Similarly, if voters are to believe Michele Bachman, if the Environmental Protection Agency was abolished we would immediately see gasoline selling for less than $2.00 per gallon. Of course, she does not illuminate the reality of what our environment might be like if no standardized environmental regulation existed. In fact, in a demonstration of just how unrealistic her positions are, Bachman has gone on the record stating she feels it would be "just fine" if oil companies were allowed to drill for oil in the middle and throughout the entire Florida Everglades. Not to completely ignore how many voters might be a bit concerned about there being unregulated oil production in the Everglades, Bachman offered a fairly anemic reassurance that such production would be done in an "environmentally responsible" manner. She, like the overwhelming majority of the other Republican presidential candidates, believes that if the oil companies were relieved of having to abide by federal environmental regulations that they, themselves (the oil companies), would be able to better manage and protect the environment than the EPA does today. Perhaps Ms. Bachman might want to review the historical record on how, despite the fact that regulation does currently exist, tar balls continue to wash-up on the respective shores of the Gulf states, all largely the result of the BP Deepwater Horizon oil production debacle. If such a horrific calamity can occur despite there being, according to the Minnesota Republican, too much oppressive regulation, imagine how well (or not) the environment will fair with little or no regulation? In one of the more ironic realities on this particular topic, one of the most specific reasons why the explosion occurred on the Deepwater Horizon oil rig in the Gulf of Mexico is because George W. Bush-era EPA rules allowed the oil companies to be responsible for the safety of their own operations.

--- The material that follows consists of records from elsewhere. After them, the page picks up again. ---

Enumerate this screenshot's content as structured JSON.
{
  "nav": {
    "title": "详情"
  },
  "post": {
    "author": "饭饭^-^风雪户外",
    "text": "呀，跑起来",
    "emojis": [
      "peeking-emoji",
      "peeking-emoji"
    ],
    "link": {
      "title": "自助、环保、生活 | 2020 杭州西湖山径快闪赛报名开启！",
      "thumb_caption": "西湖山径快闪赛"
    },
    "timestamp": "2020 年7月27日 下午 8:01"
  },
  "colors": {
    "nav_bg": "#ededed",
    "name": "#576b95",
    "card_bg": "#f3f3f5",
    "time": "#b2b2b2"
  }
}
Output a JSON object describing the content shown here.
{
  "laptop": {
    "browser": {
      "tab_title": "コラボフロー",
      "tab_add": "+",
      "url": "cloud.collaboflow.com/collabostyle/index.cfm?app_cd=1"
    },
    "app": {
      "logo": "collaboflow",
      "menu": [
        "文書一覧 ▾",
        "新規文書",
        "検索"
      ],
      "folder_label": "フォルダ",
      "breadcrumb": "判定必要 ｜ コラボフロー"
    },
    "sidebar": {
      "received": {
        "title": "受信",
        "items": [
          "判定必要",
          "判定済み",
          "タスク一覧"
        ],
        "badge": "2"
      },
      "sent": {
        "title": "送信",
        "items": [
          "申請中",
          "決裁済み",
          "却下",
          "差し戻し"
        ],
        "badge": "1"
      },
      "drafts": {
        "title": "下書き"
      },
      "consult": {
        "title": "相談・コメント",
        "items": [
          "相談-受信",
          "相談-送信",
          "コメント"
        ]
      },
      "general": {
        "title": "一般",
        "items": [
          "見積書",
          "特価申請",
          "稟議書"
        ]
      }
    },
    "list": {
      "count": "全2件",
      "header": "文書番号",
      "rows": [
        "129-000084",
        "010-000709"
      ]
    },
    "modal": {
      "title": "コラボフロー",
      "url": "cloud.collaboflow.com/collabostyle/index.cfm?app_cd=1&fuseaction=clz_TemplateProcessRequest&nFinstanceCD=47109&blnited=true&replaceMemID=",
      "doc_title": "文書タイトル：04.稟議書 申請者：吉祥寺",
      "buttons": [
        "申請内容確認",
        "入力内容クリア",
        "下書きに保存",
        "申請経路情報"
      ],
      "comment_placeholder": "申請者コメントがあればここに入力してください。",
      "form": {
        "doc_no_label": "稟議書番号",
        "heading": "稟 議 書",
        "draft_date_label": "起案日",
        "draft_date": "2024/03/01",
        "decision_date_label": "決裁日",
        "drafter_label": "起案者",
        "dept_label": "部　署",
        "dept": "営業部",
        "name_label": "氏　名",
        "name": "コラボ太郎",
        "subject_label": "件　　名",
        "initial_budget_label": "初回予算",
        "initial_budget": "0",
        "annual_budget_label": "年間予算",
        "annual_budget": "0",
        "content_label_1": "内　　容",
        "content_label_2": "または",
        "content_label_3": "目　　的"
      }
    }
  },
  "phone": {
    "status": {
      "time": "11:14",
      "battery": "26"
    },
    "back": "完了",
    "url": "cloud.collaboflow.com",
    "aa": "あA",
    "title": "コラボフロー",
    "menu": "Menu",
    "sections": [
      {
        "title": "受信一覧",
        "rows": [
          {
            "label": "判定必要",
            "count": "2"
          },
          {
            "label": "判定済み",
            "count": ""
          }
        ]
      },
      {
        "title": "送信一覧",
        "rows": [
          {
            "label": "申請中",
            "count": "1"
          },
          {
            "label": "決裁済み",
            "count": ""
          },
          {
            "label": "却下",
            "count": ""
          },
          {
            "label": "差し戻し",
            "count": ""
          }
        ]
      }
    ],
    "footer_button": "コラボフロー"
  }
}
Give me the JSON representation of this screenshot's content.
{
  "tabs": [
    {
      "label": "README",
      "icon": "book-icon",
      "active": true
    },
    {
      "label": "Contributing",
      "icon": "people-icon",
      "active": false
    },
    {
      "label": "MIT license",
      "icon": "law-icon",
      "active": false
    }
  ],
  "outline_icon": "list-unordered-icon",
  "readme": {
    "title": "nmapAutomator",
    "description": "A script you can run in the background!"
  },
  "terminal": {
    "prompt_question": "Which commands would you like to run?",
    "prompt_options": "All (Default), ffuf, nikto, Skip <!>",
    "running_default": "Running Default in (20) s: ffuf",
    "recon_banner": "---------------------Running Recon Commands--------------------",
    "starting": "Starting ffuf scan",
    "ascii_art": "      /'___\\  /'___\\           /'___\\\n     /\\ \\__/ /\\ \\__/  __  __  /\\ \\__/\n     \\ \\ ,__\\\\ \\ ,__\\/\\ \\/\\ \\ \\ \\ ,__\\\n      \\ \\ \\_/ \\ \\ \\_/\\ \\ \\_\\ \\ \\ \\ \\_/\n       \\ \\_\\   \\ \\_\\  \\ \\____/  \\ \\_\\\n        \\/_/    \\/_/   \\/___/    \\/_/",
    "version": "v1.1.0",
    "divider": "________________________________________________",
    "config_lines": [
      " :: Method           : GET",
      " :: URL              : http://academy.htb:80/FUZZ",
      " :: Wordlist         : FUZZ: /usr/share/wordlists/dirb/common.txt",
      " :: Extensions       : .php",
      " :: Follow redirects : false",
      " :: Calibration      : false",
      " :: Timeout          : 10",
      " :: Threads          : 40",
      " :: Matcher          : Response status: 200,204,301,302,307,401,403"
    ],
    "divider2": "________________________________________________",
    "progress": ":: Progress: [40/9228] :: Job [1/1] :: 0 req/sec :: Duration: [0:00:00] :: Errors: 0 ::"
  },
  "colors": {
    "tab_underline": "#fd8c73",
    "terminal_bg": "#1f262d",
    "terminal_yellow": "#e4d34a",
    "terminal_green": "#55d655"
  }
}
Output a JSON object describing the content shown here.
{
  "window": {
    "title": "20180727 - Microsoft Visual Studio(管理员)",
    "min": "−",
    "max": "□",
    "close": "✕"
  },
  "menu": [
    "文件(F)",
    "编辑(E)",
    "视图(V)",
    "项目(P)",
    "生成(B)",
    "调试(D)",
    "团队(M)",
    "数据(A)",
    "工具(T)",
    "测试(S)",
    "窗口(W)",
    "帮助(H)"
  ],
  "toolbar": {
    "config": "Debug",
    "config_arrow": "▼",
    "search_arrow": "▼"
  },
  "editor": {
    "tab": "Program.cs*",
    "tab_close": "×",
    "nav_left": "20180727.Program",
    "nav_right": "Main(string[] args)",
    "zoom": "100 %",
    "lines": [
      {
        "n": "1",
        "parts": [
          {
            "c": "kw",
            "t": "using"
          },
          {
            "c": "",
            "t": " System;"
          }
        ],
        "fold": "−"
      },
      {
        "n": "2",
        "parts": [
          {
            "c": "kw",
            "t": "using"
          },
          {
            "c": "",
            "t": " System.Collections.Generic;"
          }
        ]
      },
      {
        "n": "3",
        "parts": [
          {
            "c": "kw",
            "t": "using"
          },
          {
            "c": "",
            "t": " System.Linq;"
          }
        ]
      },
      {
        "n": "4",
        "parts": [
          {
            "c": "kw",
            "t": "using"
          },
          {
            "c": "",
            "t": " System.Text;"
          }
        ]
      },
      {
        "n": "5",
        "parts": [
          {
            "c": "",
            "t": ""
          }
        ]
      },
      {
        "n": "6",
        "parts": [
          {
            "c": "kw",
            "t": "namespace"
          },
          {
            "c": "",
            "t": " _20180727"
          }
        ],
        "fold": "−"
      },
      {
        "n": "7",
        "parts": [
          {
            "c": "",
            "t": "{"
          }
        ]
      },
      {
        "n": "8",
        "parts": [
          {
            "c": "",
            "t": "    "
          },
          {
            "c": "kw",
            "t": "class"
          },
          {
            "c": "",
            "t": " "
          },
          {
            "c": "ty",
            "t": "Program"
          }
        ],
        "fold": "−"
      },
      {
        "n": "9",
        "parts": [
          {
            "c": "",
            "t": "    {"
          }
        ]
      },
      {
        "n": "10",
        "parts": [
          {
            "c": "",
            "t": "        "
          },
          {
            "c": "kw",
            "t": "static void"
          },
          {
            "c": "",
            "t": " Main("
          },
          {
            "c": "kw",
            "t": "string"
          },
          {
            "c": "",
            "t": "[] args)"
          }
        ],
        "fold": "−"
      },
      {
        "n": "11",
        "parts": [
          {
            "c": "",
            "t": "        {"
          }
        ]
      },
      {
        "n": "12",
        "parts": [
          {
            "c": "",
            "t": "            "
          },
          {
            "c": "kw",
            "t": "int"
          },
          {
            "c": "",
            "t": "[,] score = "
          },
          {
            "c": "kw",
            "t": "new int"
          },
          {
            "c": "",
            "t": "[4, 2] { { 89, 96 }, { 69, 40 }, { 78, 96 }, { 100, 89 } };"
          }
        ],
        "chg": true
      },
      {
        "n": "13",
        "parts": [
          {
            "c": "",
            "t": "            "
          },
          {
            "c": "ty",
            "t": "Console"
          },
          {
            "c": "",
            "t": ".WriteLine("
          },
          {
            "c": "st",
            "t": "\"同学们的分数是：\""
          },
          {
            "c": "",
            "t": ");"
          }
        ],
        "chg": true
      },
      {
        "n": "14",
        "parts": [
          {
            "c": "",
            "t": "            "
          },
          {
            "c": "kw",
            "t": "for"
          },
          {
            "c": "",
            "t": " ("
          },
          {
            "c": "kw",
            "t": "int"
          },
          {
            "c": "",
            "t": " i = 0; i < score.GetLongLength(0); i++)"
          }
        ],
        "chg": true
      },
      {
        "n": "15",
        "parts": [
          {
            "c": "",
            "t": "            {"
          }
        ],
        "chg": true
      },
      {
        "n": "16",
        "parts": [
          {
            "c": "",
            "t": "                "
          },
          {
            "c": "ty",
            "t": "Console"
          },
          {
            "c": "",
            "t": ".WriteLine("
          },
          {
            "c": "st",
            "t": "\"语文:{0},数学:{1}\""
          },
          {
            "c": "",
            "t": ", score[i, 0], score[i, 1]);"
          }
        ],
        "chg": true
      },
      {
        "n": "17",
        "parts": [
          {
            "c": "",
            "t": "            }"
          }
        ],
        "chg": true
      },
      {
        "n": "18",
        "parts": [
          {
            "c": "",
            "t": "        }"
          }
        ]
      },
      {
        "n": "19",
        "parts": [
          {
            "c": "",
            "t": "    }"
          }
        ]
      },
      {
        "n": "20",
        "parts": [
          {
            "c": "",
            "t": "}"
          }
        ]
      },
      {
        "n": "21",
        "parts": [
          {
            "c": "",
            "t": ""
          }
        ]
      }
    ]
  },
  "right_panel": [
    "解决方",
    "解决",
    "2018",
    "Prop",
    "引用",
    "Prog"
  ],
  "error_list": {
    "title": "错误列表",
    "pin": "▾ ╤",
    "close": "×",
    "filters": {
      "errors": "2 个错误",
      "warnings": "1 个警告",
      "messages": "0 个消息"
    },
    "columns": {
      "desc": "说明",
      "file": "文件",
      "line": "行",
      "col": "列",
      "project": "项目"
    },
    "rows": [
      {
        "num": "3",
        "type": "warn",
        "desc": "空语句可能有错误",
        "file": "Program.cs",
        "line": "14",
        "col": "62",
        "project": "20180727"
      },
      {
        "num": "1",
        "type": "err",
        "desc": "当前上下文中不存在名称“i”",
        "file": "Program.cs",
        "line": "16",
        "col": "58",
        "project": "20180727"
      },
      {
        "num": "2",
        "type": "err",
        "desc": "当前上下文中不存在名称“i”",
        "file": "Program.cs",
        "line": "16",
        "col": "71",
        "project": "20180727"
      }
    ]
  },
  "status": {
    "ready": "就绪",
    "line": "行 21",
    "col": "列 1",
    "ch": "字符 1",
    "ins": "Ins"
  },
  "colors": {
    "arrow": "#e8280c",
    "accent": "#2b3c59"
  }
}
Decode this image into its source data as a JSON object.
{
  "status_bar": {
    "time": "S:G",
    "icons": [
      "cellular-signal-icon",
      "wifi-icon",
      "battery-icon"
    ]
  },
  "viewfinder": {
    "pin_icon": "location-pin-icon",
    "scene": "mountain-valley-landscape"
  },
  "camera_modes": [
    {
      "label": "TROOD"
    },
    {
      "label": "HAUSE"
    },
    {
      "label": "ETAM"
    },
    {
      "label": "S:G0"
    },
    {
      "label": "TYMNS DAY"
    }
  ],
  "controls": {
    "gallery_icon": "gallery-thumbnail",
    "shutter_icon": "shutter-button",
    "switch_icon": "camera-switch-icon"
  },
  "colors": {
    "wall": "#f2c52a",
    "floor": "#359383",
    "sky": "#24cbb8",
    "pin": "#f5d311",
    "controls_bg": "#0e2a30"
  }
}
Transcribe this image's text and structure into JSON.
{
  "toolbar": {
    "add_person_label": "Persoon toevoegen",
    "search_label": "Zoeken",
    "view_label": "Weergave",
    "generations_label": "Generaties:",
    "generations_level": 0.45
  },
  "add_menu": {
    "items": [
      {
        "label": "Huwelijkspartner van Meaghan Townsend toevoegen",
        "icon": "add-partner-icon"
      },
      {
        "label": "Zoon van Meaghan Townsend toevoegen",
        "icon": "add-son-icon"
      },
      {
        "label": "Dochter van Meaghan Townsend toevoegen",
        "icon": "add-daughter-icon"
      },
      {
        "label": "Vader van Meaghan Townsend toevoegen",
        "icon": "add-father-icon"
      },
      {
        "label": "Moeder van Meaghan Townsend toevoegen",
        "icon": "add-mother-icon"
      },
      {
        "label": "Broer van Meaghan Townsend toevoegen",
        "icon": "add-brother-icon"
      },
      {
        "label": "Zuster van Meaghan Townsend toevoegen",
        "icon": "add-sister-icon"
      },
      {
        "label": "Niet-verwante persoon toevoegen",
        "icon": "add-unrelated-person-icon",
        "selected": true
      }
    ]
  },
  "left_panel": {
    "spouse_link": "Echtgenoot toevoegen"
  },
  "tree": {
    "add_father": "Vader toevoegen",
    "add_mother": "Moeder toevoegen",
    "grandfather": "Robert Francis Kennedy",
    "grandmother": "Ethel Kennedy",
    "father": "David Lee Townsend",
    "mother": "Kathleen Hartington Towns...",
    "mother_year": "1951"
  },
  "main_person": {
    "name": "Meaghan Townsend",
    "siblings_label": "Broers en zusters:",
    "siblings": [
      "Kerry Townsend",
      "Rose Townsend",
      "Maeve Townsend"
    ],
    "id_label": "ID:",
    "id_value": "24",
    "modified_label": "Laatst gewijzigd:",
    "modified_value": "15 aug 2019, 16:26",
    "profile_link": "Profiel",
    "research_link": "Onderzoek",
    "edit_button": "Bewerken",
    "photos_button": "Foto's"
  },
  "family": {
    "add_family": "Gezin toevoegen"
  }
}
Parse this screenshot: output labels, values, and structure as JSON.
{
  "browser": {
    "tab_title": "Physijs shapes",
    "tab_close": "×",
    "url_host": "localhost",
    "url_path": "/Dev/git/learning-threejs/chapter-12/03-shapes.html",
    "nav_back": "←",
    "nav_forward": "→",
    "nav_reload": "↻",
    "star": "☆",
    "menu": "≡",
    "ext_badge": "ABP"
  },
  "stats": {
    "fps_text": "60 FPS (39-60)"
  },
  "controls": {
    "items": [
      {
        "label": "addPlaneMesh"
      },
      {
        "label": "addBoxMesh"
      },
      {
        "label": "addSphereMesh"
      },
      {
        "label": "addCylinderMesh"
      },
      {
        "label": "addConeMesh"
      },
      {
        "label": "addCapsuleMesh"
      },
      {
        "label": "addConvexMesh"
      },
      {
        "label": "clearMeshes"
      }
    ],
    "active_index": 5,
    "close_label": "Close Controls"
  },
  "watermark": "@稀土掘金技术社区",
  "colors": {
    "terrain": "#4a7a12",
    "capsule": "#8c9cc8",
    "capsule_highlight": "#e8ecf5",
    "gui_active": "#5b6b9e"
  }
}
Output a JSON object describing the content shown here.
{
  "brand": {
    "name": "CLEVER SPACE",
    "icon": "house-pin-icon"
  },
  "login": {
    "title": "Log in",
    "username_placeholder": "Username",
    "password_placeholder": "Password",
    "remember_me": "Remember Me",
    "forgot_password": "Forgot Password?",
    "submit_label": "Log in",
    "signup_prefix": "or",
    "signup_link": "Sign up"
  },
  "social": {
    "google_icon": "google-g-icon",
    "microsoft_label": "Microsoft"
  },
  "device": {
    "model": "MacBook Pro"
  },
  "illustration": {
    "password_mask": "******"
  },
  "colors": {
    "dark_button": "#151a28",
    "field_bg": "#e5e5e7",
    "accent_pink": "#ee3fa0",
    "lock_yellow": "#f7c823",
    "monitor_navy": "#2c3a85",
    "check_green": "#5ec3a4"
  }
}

Former Utah Governor John Huntsman provided the most reasoned, sane-sounding performance in tonight's debate. Unfortunately, his rather staid and unremarkable performance will not result in his receiving any significant bump in popularity. His appearing to be of above-average intelligence does not provide him any great advantage over the other candidates. As President Obama has learned, being and acting intelligent provides little (or no) currency with many American voters. The fact that the Republican front-runner was a C student in college is a pretty clear indication that many voters are more interested in whether or not a candidate "looks" or "acts" "presidential", as opposed to whether or not they have more than a couple of brain cells to rub together. It's difficult to pin-down exactly when it became a "bad thing" to be smart and run for president. But it certainly seems that the candidate that least exudes intelligence, best displays bravado and hubris, is at a clear advantage.
If voters take anything from tonight's debate, it should be that the overwhelming majority of the Republican presidential candidates are spectacular examples of hypocrisy, ignorance and just plain meanness. If what was 'on display' tonight is supposed to be the Republican savior of the American Dream, this country is in some real trouble.